Reading Corner | The Haunting of Hill House
In which I understand why “The Haunting of Hill House” by Shirley Jackson is considered one of the best ghost stories of the 20th Century.
I picked up this book after I watched both the 1999 film “The Haunting” and the more recent Netflix TV adaptation, and:
- Failed to imagine how the two screen adaptations could be even connected.
- Based on what I saw in the TV adaptation, I wanted to know how important Nell's isolation was in the original book.
- As a skeptic, found interesting how the book was inspired by the story of a real-life “paranormal investigation”, of which the author noticed the flaws.
The plot of “The Haunting of Hill House” is simple, but has become a blueprint for most novels and stories about haunted houses: Dr. John Montague, a paranormal investigator, invites four people into Hill House, a house that is said to be haunted, to conduct an experiment that would allow him to verify how different people experience the “haunting”.
Getting into this novel took me a while at first: after coming from “Let the right one in”, the prose of “The Haunting of Hill House”, which fits perfectly the Gothic Novel genre, felt really “purple”. Also, I didn't immediately connect with Eleanor, the main character, because I had to get to know her to figure out why she would think and express herself a certain way. The moment it “clicked”, however, I could not put down this book at all: the choice of language is very deliberate and Eleanor, very much like Humbert, is a perfectly written unreliable narrator.
On my first point, how the two most recent screen adaptations could actually be even related, I would say that they felt so disconnected from each other because both missed the mark spectacularly. The 1999 film has nothing of the psychological horror and sense of oppression and anxiety the book has: the plot is very similar, but stripped of these elements, it just turns into a very average, not particularly scary, horror movie. The one thing the movie didn't fail to portray is the character of Theo, thanks to the flamboyant charisma of Catherine Z Jones. The Netflix drama, on the other hand, got the psychological sides right at first, but it gets further away from the novel's intent and key themes as it continues. By the end of it, it turns into something completely different from the source.

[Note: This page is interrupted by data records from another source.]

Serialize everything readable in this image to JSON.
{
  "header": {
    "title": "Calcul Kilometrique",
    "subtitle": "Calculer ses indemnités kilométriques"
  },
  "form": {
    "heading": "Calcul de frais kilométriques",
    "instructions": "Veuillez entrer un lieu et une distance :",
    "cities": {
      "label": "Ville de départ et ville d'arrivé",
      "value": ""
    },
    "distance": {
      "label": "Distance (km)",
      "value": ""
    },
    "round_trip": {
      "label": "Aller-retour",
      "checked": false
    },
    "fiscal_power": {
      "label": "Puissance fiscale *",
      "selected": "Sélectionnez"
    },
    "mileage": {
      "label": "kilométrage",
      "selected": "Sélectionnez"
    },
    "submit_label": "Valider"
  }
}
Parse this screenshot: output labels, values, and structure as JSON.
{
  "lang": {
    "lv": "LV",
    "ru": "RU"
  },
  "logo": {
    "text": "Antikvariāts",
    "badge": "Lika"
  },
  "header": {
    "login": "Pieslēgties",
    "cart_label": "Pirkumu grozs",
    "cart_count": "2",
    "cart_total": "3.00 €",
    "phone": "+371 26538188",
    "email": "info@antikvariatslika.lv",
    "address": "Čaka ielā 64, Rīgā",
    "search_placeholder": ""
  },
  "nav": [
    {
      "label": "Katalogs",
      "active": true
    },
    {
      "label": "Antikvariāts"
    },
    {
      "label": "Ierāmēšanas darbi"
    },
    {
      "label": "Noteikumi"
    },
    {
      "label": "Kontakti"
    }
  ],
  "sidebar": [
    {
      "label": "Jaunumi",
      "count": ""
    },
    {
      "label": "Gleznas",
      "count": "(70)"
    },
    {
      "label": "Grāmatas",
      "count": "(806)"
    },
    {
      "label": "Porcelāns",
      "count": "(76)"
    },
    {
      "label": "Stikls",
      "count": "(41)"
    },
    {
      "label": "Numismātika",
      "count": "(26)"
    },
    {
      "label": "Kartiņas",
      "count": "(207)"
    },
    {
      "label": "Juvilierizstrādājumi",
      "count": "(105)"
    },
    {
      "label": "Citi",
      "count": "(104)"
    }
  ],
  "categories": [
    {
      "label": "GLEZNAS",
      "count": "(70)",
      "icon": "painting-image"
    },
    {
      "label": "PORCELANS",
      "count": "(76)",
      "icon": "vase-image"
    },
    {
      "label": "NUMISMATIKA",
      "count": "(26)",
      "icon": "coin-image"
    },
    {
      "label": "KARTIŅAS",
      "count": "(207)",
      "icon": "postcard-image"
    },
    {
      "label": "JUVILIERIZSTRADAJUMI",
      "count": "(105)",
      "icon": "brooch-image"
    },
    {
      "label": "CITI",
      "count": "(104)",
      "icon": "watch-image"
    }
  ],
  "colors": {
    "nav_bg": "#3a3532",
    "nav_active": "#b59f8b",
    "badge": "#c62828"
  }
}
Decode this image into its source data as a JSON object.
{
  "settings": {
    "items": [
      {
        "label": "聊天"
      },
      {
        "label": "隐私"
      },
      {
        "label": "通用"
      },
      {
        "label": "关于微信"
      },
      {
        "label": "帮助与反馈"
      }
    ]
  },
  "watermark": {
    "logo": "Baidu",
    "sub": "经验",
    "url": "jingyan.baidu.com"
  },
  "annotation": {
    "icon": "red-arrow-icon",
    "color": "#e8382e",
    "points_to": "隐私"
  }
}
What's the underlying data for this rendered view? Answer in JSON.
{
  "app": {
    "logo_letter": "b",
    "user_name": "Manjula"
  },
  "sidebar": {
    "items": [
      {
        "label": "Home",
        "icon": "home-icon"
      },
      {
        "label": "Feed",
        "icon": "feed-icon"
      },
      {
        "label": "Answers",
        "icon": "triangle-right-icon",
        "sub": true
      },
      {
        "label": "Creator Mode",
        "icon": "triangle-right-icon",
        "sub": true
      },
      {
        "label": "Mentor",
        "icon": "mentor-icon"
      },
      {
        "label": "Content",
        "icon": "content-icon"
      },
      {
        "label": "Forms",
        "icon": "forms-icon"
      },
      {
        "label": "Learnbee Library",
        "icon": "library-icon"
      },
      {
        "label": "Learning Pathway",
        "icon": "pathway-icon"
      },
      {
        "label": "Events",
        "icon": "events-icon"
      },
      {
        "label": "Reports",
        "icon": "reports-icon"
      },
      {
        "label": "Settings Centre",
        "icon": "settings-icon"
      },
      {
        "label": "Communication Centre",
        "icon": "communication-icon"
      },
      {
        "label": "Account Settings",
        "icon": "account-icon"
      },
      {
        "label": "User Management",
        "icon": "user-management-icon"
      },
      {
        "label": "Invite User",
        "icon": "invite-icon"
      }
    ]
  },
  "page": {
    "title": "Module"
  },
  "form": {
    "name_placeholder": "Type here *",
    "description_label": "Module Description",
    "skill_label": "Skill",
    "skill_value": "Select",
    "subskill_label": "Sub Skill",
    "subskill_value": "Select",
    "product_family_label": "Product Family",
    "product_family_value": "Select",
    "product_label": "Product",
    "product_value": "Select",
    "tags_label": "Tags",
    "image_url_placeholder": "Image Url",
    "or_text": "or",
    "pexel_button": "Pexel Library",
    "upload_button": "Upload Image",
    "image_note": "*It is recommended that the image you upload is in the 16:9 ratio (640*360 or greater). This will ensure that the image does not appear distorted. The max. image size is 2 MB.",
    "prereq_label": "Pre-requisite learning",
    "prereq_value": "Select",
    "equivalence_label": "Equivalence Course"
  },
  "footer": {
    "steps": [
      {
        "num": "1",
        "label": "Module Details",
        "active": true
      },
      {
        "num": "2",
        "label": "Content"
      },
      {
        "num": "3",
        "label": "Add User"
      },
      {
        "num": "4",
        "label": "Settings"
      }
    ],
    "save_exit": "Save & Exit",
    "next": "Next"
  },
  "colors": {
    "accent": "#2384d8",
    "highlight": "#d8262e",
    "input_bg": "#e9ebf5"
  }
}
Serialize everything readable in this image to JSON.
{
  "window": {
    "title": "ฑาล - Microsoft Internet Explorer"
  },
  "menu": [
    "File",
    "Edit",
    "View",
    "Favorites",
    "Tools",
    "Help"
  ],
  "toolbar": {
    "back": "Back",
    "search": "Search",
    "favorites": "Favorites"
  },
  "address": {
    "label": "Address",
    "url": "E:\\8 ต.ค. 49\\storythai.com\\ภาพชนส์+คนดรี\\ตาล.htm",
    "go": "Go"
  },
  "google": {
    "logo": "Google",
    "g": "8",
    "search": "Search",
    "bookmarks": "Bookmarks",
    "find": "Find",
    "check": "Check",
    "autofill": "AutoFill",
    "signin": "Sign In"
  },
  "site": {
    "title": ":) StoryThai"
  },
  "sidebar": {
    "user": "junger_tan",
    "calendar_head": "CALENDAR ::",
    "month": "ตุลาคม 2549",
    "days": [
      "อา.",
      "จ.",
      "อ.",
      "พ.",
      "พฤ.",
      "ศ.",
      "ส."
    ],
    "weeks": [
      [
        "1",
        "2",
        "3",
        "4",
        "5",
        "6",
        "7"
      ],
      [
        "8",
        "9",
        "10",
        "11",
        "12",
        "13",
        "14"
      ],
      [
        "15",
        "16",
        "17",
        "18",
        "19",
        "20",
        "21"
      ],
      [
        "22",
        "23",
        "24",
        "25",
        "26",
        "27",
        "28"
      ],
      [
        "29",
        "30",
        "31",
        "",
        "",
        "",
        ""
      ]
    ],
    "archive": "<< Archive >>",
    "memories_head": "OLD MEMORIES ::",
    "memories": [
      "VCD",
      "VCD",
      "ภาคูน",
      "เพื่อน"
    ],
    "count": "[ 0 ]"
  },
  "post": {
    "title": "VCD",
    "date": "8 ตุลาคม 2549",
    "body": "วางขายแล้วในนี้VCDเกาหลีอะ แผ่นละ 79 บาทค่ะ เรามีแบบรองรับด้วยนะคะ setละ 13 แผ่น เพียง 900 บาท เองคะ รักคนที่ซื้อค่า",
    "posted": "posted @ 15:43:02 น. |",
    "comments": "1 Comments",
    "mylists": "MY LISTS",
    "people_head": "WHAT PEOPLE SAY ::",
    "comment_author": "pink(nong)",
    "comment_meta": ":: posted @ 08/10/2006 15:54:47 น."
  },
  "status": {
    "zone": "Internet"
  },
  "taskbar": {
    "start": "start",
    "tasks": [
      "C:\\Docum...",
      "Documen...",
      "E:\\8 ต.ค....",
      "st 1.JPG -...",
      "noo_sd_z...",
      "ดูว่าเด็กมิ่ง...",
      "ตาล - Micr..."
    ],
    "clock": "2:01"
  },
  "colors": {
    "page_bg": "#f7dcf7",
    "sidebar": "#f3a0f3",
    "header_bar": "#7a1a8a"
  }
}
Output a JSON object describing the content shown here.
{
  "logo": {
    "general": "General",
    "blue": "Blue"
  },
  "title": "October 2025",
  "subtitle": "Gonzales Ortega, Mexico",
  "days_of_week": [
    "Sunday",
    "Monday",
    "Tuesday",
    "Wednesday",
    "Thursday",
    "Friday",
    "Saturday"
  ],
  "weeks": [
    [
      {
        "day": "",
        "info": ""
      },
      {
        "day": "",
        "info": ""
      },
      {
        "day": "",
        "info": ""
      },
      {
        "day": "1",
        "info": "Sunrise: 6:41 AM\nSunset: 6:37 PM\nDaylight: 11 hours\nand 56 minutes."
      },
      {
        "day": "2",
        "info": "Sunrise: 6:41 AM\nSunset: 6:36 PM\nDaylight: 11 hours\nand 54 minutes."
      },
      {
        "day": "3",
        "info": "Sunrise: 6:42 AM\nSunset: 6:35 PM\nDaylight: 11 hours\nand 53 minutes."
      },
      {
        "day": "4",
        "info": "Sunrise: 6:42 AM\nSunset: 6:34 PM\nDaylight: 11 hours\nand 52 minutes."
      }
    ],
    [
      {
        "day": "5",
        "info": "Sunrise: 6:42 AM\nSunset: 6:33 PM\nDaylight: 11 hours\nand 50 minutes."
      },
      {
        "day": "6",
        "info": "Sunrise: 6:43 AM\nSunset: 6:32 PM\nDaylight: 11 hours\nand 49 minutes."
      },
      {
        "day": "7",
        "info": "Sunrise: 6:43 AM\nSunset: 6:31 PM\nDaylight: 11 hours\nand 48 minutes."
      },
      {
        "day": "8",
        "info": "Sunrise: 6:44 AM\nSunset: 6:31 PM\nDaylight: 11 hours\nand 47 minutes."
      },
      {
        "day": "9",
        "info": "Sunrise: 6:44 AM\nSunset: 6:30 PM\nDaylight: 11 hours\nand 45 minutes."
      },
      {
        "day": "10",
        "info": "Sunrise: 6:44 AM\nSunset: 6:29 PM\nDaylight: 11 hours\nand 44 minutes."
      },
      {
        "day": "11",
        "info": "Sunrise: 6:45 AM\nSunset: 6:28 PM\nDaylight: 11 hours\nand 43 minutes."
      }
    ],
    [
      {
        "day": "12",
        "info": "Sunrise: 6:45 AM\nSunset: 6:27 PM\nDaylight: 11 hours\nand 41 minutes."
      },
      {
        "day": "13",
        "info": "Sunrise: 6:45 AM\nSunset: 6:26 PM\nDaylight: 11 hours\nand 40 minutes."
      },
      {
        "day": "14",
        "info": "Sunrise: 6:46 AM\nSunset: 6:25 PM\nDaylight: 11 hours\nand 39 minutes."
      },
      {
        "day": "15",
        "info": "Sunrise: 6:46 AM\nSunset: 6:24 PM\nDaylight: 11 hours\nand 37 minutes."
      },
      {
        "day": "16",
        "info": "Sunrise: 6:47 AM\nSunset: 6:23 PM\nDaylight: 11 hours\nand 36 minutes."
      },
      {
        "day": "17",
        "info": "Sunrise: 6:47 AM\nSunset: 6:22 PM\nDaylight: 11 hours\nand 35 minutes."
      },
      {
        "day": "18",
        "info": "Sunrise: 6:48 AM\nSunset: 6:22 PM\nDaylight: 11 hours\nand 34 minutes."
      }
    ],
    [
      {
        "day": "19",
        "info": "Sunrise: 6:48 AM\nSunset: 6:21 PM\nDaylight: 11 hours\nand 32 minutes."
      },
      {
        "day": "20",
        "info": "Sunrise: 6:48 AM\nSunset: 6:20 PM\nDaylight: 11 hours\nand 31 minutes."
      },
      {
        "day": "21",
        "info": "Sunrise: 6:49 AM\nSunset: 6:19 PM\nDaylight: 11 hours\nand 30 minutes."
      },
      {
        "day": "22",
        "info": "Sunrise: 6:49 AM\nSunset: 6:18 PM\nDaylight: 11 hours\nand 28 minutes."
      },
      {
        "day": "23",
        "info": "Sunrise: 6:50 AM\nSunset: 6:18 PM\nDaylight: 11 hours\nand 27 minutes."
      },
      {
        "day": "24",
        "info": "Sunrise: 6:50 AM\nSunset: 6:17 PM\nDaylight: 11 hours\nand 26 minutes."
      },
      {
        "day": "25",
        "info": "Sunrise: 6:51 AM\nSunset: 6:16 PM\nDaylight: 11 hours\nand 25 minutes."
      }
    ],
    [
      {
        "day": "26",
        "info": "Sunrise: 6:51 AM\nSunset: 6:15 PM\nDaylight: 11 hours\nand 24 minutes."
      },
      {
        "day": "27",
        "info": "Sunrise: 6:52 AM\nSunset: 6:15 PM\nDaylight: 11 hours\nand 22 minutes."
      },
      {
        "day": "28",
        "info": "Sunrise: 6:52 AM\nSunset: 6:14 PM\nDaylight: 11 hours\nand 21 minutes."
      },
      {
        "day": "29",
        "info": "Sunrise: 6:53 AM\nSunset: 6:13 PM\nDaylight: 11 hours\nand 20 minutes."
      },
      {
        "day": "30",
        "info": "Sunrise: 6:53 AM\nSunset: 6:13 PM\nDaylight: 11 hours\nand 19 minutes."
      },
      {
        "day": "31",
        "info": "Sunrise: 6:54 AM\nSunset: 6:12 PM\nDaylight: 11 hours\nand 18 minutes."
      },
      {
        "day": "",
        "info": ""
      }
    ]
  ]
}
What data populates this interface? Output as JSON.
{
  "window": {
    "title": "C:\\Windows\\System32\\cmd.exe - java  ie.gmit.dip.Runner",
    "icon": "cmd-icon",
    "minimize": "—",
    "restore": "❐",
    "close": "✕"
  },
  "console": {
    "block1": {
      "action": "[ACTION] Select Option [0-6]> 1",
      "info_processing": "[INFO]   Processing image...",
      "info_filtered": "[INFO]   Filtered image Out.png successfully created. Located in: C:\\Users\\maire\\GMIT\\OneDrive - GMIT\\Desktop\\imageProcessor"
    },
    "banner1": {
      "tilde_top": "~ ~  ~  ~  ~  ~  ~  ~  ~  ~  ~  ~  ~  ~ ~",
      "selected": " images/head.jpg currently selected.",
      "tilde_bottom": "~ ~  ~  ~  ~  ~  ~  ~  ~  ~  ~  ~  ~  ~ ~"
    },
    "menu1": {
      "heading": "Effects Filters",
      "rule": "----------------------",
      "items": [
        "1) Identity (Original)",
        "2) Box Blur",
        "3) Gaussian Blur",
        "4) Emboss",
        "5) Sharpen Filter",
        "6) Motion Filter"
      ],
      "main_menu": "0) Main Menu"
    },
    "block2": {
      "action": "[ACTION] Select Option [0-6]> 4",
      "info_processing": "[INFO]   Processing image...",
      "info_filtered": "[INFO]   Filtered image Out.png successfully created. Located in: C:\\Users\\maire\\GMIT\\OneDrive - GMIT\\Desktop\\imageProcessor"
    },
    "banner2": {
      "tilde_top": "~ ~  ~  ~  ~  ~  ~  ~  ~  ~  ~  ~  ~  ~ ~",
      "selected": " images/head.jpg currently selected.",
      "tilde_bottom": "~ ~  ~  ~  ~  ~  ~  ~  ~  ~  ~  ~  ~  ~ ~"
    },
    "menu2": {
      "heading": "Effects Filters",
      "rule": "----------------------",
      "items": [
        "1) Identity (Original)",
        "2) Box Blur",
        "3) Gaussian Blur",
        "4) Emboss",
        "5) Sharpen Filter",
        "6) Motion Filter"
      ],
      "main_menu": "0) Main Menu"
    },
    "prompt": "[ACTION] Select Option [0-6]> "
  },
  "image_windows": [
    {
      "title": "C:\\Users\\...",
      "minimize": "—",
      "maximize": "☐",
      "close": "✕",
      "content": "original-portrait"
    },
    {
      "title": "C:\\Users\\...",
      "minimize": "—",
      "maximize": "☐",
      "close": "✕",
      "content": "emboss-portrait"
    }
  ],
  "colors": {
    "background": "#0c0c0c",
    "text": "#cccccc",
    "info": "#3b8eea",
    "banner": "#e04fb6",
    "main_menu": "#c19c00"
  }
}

On my second point, I was pleased to realise that Nell's isolation is the central point of the novel (I found out later this is largely autobiographical), to the point where, by the end of the novel, the reader doubts that there was even any actual ghost haunting the house. In “The Haunting of Hill House”, the haunting isn't inside the house itself, but it happens inside the characters' minds. And, as it happens with the best horror works, we never get to actually see the monster.
One tool the author uses to plant on the reader the seeds of doubt that there even is a ghost at all in the house is the way she makes sure to describe the experiment as clearly flawed and non-scientific. Dr. John Montague, the character who sets the plot in motion, considers himself a skeptic and an investigator of the supernatural, but every single step he takes to set up the experiment goes against the criteria of what could be considered a truly scientific practice:
- He hand-picks the subjects of his study arbitrarily, choosing someone with a past that would be compatible with a certain result.
- He stays in the house for the experiment and becomes the main point of reference for the subjects, influencing their thoughts and rendering the experiment invalid.
- He does not have a way of collecting data other than asking his subjects to write some notes, without even giving them guidelines on how to do so.
The analysis of the failed paranormal investigation is actually really interesting from a skeptic's point of view, as it shows very well how these investigations are usually flawed and turn out giving false-positive results.
Back to the screen adaptations, one element that both picked up on is how queer the two female characters read: the author never explicitly mentions Theo's and Nell's sexuality, as she couldn't have done it so easily back in 1959 when the book was published (it would become the only element the critics would pick up), but Theo's queerness seems quite clear, and so is Nell's attraction to her.
This is one of those books that just stay with you after you have read them: multi-layered, deep, masterfully written.
Next on my list:
- How to talk to girls at parties, by Neil Gaiman